A new book by my friend and college room-mate Sohaila Abdulali explores the idea that victims of sexual violence are not broken beings. Awful as it is, rape is survivable, and those who have been raped are deserving and capable of happiness again.
I don’t remember the precise moment when my then college roommate, Sohaila Abdulali, told me about being gangraped when she was 17. It was just an incontestable fact of her life: she was from Mumbai, she loved to dance, her parents grew orchids, she had been raped.
This is not to imply that being raped was not a big deal. It was. If I remember correctly, this is how she explained it. “It’s like being run over by a bus and getting terribly hurt. You might never fully recover from your injuries. But you go on living. You can be happy again.”
In the three decades that Sohaila has remained my friend, she has never let that single event define her life, even though it is an inseparable part of who she is. Three years after being raped and while writing her undergraduate thesis on rape in India, she created a minor stir by writing about her own experience for Manushi.

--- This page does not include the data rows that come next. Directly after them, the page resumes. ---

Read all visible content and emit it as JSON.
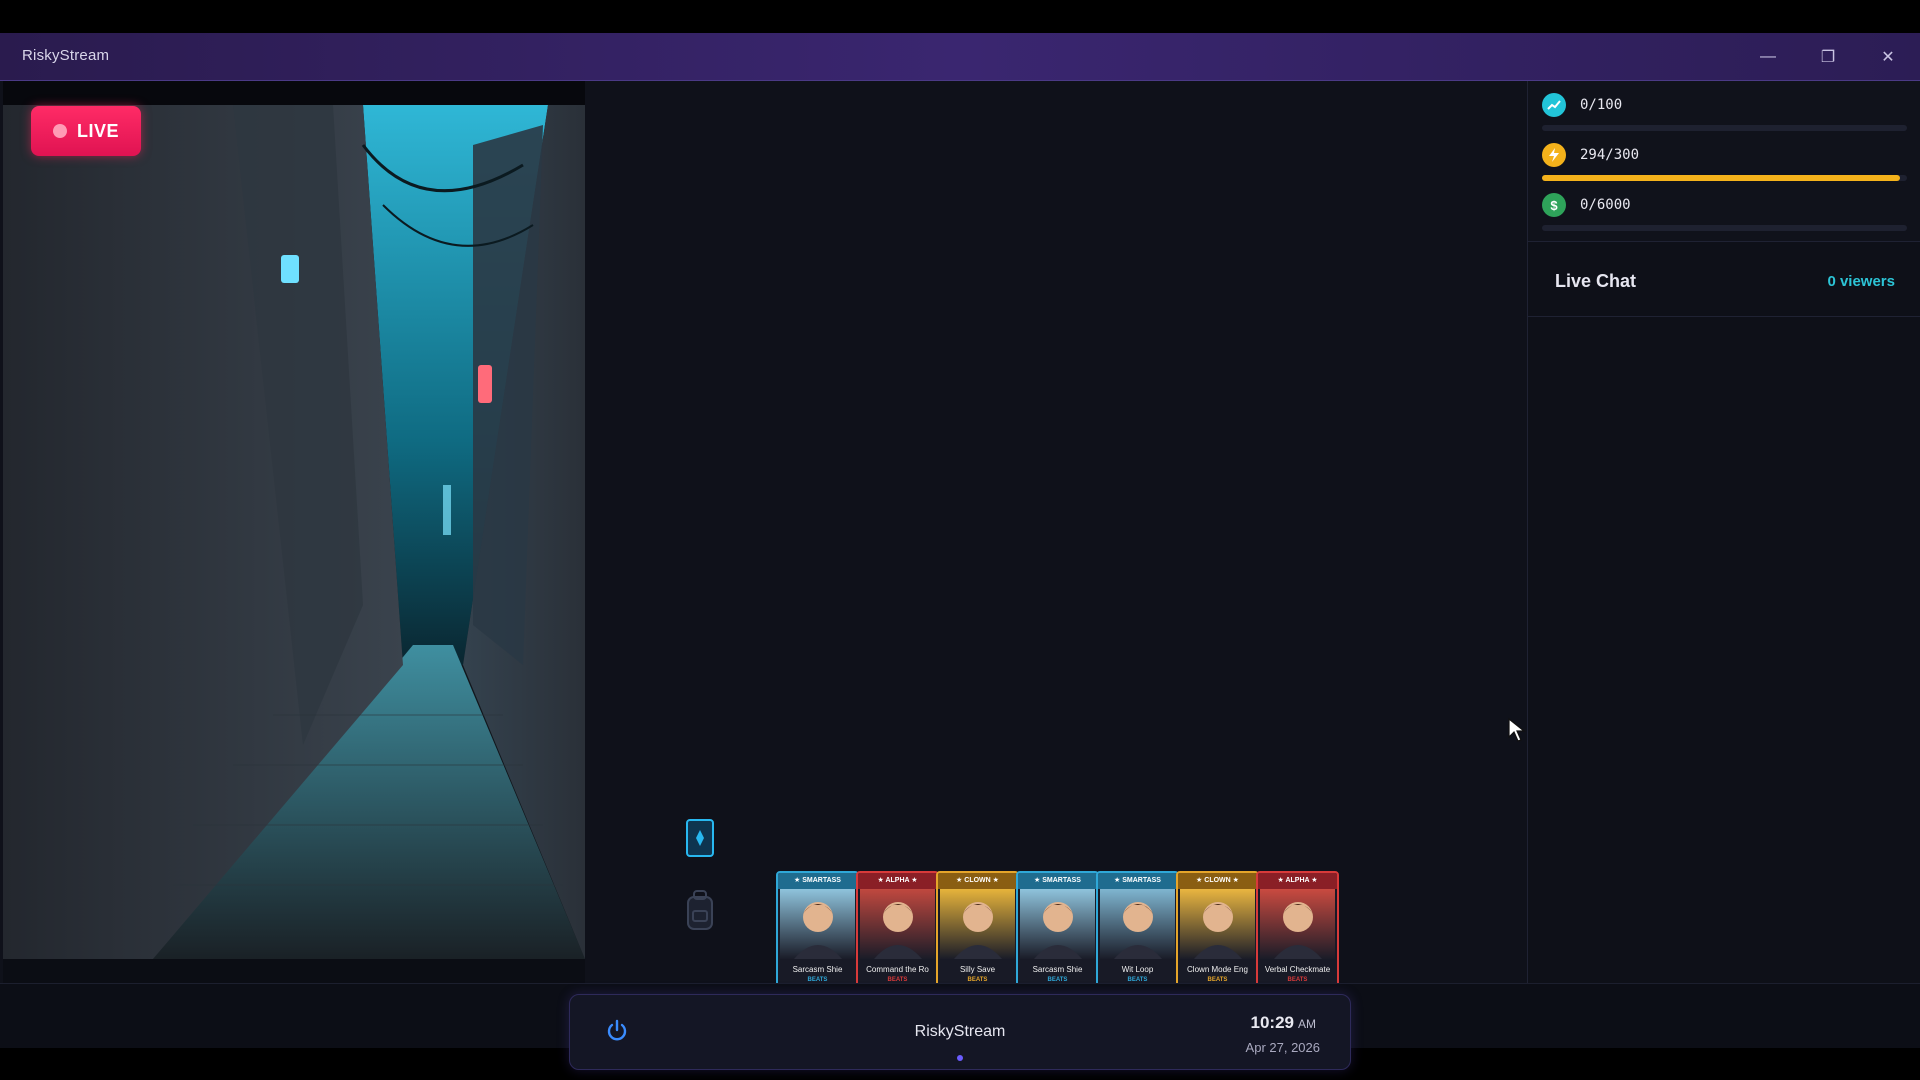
{
  "window": {
    "title": "RiskyStream",
    "controls": {
      "minimize": "—",
      "maximize": "❐",
      "close": "✕"
    }
  },
  "video": {
    "live_label": "LIVE"
  },
  "stats": [
    {
      "icon": "trending-up-icon",
      "text": "0/100",
      "color": "#22c4d8",
      "fraction": 0.0
    },
    {
      "icon": "lightning-icon",
      "text": "294/300",
      "color": "#f4b21b",
      "fraction": 0.98
    },
    {
      "icon": "dollar-icon",
      "text": "0/6000",
      "color": "#2ea35a",
      "fraction": 0.0
    }
  ],
  "chat": {
    "title": "Live Chat",
    "viewers": "0 viewers"
  },
  "cards": [
    {
      "tag": "★ SMARTASS",
      "name": "Sarcasm Shie",
      "beats": "BEATS",
      "frame": "#2fa8d8",
      "head": "#1f6c8f",
      "art": "#8fc3dc",
      "coin": "#8a3cc8"
    },
    {
      "tag": "★ ALPHA ★",
      "name": "Command the Ro",
      "beats": "BEATS",
      "frame": "#d83a3a",
      "head": "#8a1f26",
      "art": "#c0483f",
      "coin": "#d49a21"
    },
    {
      "tag": "★ CLOWN ★",
      "name": "Silly Save",
      "beats": "BEATS",
      "frame": "#e5a52a",
      "head": "#8a5e12",
      "art": "#e6b33b",
      "coin": "#d9541f"
    },
    {
      "tag": "★ SMARTASS",
      "name": "Sarcasm Shie",
      "beats": "BEATS",
      "frame": "#2fa8d8",
      "head": "#1f6c8f",
      "art": "#8fc3dc",
      "coin": "#8a3cc8"
    },
    {
      "tag": "★ SMARTASS",
      "name": "Wit Loop",
      "beats": "BEATS",
      "frame": "#2fa8d8",
      "head": "#1f6c8f",
      "art": "#7fb5d0",
      "coin": "#d9541f"
    },
    {
      "tag": "★ CLOWN ★",
      "name": "Clown Mode Eng",
      "beats": "BEATS",
      "frame": "#e5a52a",
      "head": "#8a5e12",
      "art": "#e9b540",
      "coin": "#d23a3a"
    },
    {
      "tag": "★ ALPHA ★",
      "name": "Verbal Checkmate",
      "beats": "BEATS",
      "frame": "#d83a3a",
      "head": "#8a1f26",
      "art": "#c94a40",
      "coin": "#8a3cc8"
    }
  ],
  "dock": {
    "name": "RiskyStream",
    "time": "10:29",
    "ampm": "AM",
    "date": "Apr 27, 2026"
  }
}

Nobody, at least not in India, had ever written about being raped. Nobody had run such an article with their photograph.
The years passed, she got a degree, ran a rape crisis centre in the US, got another degree, travelled, fell in love, got married, had a daughter and got by as a freelance writer. Then, following the December 2012 gangrape, everyone was suddenly talking about sexual violence and someone posted the old Manushi article on Facebook. It went viral. Sohaila wrote another piece, this time for the New York Times with the same idea: Rape is terrible but it can be survived.
In a culture in which sexual assault is equated with loss of honour, rape tends to be shrouded in silence. Those who are raped, regardless of whether you call them victims or survivors, are put into a Shamed Victim box. Some years ago, I had met a 16-year-old schoolgirl in a village in Karnal, Haryana. She told me how, even months after being raped, even amongst her own relatives and friends, she was expected to always look crestfallen and depressed. “If I allow myself even a small smile, everyone says, ‘Look at that shameless girl’,” she told me.
Sohaila’s just published book, What We Talk About When We Talk About Rape, seeks to break that wall of shame. It sets out to break the silence. It reminds us that MeToo is not a sudden event, but part of a process that began decades ago. It explores questions like consent (yes doesn’t always mean yes, especially if you have a knife at your throat) and victim blaming. It reiterates the need to talk about the rape of men, boys and trans people. It tells you what to do if you have been raped, or know someone who has.
But for me it is significant because it is ultimately deeply empowering. Sohaila writes : “The moment we speak, the moment we say, ‘This happened to me. I stand here before you, alive,’ we stop being victims.” Indeed, we do.
First published in Hindustan Times on December 16, 2018